Plans I geared up today to finish the table that was started three years ago. I began by reviewing all of the original plans. Starting with the book “The Furniture of Gustav Stickley” by Joseph J. Bavaro & Thomas L. Mossman. This book is a great Stickley starter book for furniture making. I modified the original table by making it shorter in length. My old style drawings…..I also wanted to try a few new things in SketchUp that I had learned over at the Fine Woodw...
Cutting the tenon with a router and edge guide jig. This is the setup described by Gregory Paolini. It works well, the only trouble is you have to flip the table several times while sneaking up on the final depth of cut. I recommend cutting only the first pass, then flip and check the fit. Cutting all the way to the shoulder will make it difficult to support the router. The jig is clamped in place, and stays put while you flip the top. Double sided jig helps align the shoulders of t...
Hello everyone. I have been busy making stuff and have finally finished a video that has been almost a year in the making. I made this video to be like a commercial for me and my work so it doesn’t give any tutorial. I do have a series of videos to be published soon that are more along that line. My goal as a video maker is to provide the viewer with an alternative to the typical format of woodworking videos; where a guy stands across the bench and talks at the camera, showing lit...
I never would have guessed that cutting 4 mortises would take all afternoon. Because the mortises are angled to match the wedges, the fitting process takes a little longer than usual. I cut the first one by hand, then decided to cut the rest at the mortiser. Cutting past the layout line on the shoulder side of the mortise will ensure the joint pulls tight. Keys installed. A few taps on the wedges and the shoulders draw up tight. The keys were cut on the bandsaw. When the k...
End assembly joints are drawbored and pegged with 3/8” walnut pegs. I use this pounding block to set the walnut buttons to the right depth. The buttons conceal slotted screw holes that attach the breadboard ends. Next up is fitting the keyed tenons that connect the two end assemblies.

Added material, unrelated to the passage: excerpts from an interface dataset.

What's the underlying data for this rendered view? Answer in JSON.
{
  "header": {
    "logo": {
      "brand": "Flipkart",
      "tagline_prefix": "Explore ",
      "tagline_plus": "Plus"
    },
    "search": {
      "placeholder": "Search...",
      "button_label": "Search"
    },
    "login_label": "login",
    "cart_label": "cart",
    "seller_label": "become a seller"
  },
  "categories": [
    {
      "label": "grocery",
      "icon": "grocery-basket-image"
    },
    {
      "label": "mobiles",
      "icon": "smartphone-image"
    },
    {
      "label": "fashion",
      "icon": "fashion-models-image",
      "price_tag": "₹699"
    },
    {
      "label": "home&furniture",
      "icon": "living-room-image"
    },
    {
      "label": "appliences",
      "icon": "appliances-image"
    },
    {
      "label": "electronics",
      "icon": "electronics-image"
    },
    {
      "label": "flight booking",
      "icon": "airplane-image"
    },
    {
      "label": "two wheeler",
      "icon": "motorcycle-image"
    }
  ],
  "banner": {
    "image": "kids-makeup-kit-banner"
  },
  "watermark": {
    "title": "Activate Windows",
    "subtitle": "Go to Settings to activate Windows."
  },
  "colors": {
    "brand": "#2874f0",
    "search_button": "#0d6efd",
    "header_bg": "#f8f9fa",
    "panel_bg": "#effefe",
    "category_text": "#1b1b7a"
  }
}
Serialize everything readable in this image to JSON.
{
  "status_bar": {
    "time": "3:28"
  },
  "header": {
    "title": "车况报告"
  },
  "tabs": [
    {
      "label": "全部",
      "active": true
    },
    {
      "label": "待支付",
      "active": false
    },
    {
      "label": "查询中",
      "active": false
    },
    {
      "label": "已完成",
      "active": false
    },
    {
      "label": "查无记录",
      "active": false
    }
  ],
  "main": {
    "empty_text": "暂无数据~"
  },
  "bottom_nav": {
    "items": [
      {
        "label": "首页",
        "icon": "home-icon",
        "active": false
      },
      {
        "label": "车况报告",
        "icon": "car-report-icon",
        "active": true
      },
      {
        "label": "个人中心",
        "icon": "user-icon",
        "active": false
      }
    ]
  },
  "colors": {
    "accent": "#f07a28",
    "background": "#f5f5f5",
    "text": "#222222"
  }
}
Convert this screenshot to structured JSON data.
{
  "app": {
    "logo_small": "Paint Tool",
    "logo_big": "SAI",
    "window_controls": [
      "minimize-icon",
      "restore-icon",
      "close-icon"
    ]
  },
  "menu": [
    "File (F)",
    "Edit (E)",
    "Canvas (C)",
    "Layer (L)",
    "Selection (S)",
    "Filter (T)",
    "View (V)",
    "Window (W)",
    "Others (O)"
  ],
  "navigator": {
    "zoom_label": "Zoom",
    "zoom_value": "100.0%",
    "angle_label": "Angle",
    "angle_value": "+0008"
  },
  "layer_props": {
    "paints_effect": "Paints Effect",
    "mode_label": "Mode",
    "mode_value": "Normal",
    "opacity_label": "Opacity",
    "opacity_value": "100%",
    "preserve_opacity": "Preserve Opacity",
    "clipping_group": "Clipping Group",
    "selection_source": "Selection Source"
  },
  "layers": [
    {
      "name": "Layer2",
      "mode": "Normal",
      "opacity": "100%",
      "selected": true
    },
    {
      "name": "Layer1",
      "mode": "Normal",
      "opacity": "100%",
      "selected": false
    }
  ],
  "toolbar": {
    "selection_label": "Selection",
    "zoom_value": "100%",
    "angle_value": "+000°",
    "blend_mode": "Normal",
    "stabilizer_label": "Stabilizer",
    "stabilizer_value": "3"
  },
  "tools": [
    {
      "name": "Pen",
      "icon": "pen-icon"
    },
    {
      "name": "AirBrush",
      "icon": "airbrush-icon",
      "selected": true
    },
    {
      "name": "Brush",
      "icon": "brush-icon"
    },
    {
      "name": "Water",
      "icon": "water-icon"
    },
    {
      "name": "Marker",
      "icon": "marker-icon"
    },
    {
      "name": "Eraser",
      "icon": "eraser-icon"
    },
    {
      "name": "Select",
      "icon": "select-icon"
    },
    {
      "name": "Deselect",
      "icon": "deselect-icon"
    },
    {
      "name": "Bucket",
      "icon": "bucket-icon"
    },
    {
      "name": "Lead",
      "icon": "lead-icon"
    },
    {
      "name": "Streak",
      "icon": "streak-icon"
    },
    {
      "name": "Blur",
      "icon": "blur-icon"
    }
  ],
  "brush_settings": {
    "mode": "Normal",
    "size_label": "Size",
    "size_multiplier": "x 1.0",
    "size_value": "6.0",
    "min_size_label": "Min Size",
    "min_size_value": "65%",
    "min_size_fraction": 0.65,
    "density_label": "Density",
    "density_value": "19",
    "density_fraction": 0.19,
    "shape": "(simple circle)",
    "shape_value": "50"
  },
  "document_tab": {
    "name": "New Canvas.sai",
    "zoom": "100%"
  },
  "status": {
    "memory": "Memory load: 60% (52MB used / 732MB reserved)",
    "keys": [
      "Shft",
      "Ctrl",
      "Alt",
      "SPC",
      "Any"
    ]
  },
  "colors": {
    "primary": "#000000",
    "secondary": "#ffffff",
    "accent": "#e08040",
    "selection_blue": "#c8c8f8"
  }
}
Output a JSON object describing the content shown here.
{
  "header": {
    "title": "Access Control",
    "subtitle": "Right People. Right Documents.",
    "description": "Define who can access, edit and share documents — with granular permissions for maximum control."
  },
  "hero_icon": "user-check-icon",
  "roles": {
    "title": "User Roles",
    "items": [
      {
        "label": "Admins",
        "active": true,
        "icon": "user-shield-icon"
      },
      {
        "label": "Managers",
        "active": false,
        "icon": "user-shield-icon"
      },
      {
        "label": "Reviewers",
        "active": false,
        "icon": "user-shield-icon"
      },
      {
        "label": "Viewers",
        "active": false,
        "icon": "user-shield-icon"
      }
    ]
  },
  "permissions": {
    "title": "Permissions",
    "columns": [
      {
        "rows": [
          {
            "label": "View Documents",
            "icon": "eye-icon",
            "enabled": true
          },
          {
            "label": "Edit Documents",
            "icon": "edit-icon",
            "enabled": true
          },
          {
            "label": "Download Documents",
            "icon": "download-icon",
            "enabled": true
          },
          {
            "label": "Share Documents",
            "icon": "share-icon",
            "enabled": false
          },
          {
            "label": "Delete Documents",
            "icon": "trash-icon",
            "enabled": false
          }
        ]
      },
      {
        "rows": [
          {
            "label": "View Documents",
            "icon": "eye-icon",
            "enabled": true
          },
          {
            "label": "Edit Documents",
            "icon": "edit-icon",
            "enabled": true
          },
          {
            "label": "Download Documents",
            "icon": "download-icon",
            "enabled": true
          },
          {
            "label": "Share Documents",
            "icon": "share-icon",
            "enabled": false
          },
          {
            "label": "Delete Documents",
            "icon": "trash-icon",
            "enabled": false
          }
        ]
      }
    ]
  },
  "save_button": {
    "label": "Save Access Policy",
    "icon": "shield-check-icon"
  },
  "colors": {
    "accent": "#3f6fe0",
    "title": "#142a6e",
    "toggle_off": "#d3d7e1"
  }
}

Which Wax?I bought a new kind of wax by Howards based on a recommendation from a friend. It is called Walnut. I compared it to the Briwax (Dark Brown) which I have have used previously. The Briwax is much darker. The Howards smells like citrus and claims to provide u.v. protection. It does seem a little more gritty, but applies smoothly. Here is a shot with one base assembly (right) finished with the wax. The other is not (left) Booooooooooring.After finishing the base and the under...
Here it is delivered to house. It takes two people to carry each stump and six men to carry the top up the stairs and into the house. I sure am glad I was the one taking the pictures. The measurements on this table are 81 1/2” x 44” and 31 1/2” tall.
Top finished Frame assembled Four-inch long T30 lags secure the top timbers. Laminated or not? By laying out my jointlines carefully, I was able to laminate some 8/4 and 5/4 together. The glueline is at the angle of the timber, so it is not visible. In addition, I laminated some thin veneers on both sides. Back to the project page… http://lumberjocks.com/projects/71281
The table assembly is now complete. Since the leaves store in the table, the aprons needed to be hinged. I used short piano (continuous) hinges from hardware source.com. The hinges are 4.5” long, and lock at 90 degrees, similar to jewlery box hinges. I used inset rare earth magnets to lock the hinged aprons in there in-use positions. Felt lines the frame, which creates a nice little nest for the leaves. The table extends to accept two 12” leaves v...
A question was asked in part 1 of this series on how to flatten the top… I started replying in the comment thread, but decided to just make it part 2. I’m investigating building a dining table myself. What is involved in “flattening” the table top? Any special tools or large equipment required? I ve seen people use parallel rails and a router sled for rounds and slabs, I suppose that might work? As with most woodworking tasks, there are multiple ways to accomplish...
- My Journey As A Scroll Saw Pattern Designer - 1692 parts
- Extremely Average - 324 parts
- Workshop Development - 107 parts
- Just for Fun... - 97 parts
- A journey into the workshop. - 91 parts
- Daily Update - 87 parts
- "Hobbit Holes in MyWorld" --by RusticWoodArt - 77 parts
- As The Lathe Turns - 76 parts
- WoodWriting Haiku Thursday's --by RusticWoodArt - 74 parts
- Life as an Amateur Woodworker - 69 parts
- Sheila Landry (scrollgirl) - 1717 entries
- frank - 417 entries
- dbhost - 402 entries
- degoose - 397 entries
- Ecocandle - 325 entries
- MsDebbieP - 314 entries
- Karson - 305 entries
- Martin Sojka - 296 entries
- mafe - 286 entries
- William - 258 entries
- shipwright - 231 entries
- Betsy - 228 entries
- Stevinmarin - 212 entries
- stefang - 212 entries
- Gary Fixler - 204 entries
- Todd A. Clippinger - 203 entries
- robscastle - 196 entries
- Smitty_Cabinetshop - 190 entries
- Dave Rutan - 189 entries
- Rustic - 189 entries